It's rumored by some that Apple will announce that the iPhone is becoming available from carriers other than AT&T on Wednesday. That would mean you could leave AT&T while staying with Apple, among other interesting things.
If you want an iPhone in the US, you're stuck with AT&T. If the iPhone becomes available on more carriers, people have a choice. And if the phones are equal across the carriers, people will be choosing based on rate plans and coverage instead of whichever carrier has the phone they want.
This would hopefully lead to lower prices, especially for services like text messages, data and voice. There's already a mini-price war going on between Verizon and AT&T, who have both dropped their unlimited calling plans to $70. If they're both fighting for iPhone customers, one expects this to only continue.
AT&T still doesn't offer tethering for the iPhone, while Verizon is offering it on phones such as the Palm Pre Plus. If Verizon has tethering, how fast do you think AT&T would scramble to get it? Assuming it's a choice by AT&T, and not some other weird technical issue, we think it would happen pretty fast. These are the benefits of competition.
Coverage and Reception
AT&T's network might not be terrible, depending where you live, but one thing is for sure: it's stuck providing coverage for the biggest wireless data hog ever made. Verizon has a great network that really hasn't been challenged. On the one hand, Verizon might handle the iPhone with aplomb. On the other, AT&T aced our 3G test and still sucks when the iPhone is on it. Is it the network, or is it the phone?
As for the assumption that Verizon getting the iPhone would lighten the load on AT&T, well, it would be nice if half of the AT&T users just went over to VZ, but that's definitely not how networks—or businesses—work.
3G vs. 4G Wireless Data
If we don't get a Verizon iPhone this year, the general expectation is that we'll see an LTE iPhone on Verizon in 2011. (LTE is the 4G wireless protocol that both VZ and AT&T are supporting.)
But if Verizon gets it sooner, it might not have Apple breathing down its neck for a sturdy LTE network by next summer. That could be bad news for not just iPhone users, but anyone looking to get an LTE phone. Remember: 3G was available when the original iPhone was released, Apple was just too cautious to hop on board before it was ready.
GSM vs. CDMA
Verizon runs a CDMA network, which would require a CDMA iPhone. CDMA phones are more difficult to hack than GSM phones, which would be a hit for the thriving homebrew and jailbreaking scene that currently exists. Not that Verizon—or Apple—would care.

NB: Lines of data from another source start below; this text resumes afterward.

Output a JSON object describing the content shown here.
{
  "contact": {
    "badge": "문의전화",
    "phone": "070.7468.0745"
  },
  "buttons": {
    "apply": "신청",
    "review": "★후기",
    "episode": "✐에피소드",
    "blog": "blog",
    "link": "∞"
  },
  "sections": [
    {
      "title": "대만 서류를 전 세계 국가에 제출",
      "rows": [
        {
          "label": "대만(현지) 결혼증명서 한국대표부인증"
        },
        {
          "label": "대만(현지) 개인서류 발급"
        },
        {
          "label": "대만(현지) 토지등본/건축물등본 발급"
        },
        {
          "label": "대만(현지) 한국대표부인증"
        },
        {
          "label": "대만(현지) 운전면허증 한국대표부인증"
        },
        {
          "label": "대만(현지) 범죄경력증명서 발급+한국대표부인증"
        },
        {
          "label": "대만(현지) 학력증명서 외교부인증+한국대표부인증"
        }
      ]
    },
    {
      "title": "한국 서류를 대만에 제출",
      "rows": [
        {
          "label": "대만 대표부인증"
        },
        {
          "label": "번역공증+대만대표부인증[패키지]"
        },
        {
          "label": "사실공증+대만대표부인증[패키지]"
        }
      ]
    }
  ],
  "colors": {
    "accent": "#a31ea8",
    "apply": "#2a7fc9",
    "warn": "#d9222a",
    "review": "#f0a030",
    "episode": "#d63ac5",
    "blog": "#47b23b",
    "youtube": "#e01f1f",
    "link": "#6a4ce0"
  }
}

Furthermore, a CDMA iPhone wouldn't be able to travel outside of the US without a GSM radio, as most international carriers use GSM, just like AT&T. Many of Verizon's BlackBerry's offer CDMA phones with GSM radios for international roaming, so it's possible the iPhone could get it too.